"In the world of wildland firefighting today, the hotshot crews are similar to the Special Forces in the military," said Dick Smith, a retired firefighter who spent 38 years fighting wildfires with the U.S. Fire Service. "They’re highly trained and can meet the highest physical requirements."
Candidates for the Granite Mountain Hotshots had to show that they could pass the arduous Pack Test and complete a series of physical activities, ranging from 40 sit-ups in 60 seconds to 7 pull-ups to a 1.5-mile (2.4-kilometer) run in just under 11 minutes.
"We believe in rigorous physical and mental training, which allows us to perform at the optimum level in any location and under any circumstances," said the Hotshots’ website.
"We are routinely exposed to extreme environmental conditions, long work hours, long travel hours and the most demanding of fire line tasks."
Becoming a Hotshot
The 2,000 or so firefighters who make up the nation’s elite hotshot crews work in groups of 20, in crews scattered across the United States. During peak wildfire season, the crews are on call 24 hours a day, 7 days a week.
1/5th of department lost. “Hotshots" are our nation’s most elite fire fighter. They work in teams of 20, and hike miles while carrying 40-50 pounds of equipment each into extreme terrains. They are very physically strong, train for many months, and are pridefully dedicated to protecting America’s lands. According to an official quoted in this article, Hotshots work long hours and will often sleep near the wildfires to help teams develop fire lines (a technique used to stop fires from spreading). I hate to say that more brave firefighters will be hurt and possibly die due to increasing droughts and extreme temperatures over the decades to come.
Nineteen firefighters were killed Sunday battling a blaze in Arizona, the state forestry division said.
They were part of an elite squad confronting wildfires on the front line, setting up barriers to stop the spreading destruction. But in their unpredictable world, it doesn’t take much to turn a situation deadly.
In this case, a wind shift and other factors caused a central Arizona fire, which now spans almost 9,000 acres, to become erratic, said Mike Reichling, Arizona State Forestry Division spokesman.
The inferno proved too much, even for the shelters the 19 firefighters carried as a last-ditch survival tool.
"The fuels were very dry, the relative humidity was low, the wind was coming out of the south. It turned around on us because of monsoon action," Reichling told CNN affiliate KNXV. "That’s what caused the deaths.
The firefighters from Prescott were killed Sunday while fighting the Yarnell Hill fire, northwest of Phoenix.
The sequester (a budget deal Obama made with republicans last year) cut more than $115 million from the federal wildland fire program budget, USDA officials have said, at a time when the nation continues to face abnormally dry conditions, particularly in the West, as a result of climate change.
During one of the worst wildfire seasons on record amid a historic drought, the USDA Forest Service ran out of money last year to pay firefighters, operate trucks and fly aircraft.

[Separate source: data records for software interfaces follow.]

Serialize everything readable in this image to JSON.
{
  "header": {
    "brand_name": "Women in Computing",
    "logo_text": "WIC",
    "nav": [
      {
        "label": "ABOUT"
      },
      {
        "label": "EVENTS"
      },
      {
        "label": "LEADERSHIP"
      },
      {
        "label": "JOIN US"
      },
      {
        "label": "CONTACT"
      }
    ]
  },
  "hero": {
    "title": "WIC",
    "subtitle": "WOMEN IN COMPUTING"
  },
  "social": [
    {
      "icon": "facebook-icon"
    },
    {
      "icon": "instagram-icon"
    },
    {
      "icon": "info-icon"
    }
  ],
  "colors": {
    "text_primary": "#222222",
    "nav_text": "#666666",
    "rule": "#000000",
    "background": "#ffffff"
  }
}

The agency borrowed money from fire management budgets, which help prevent fires, to pay for suppression.
Given the cuts in the Forest Service’s fire budget because of sequestration, and the outlook for significant fire potential in much of the West, that process could play out again, a USDA spokesman said.
“If the U.S. Forest Service exhausts funding . . . for fire suppression in 2013, as it did in 2012, it will be necessary for the agency to transfer funds from other programs to cover fire suppression costs,” said the spokesman, Larry Chambers.
"…hundreds of federal scientists in charge of environmental monitoring are being laid off as part of the 1,500 government professionals affected by Conservative budget cuts.
"Doctors, biologists, chemists are being shown the door. These scientists monitor environmental changes that can threaten the health of Canadians," said MP Hélène LeBlanc…
"Prime Minister Harper has dropped any pretence that he cares about Canada’s natural environment, reducing the federal government’s oversight role to miniscule proportions," said May, who represents British Columbia’s Saanich-Gulf Islands in Parliament."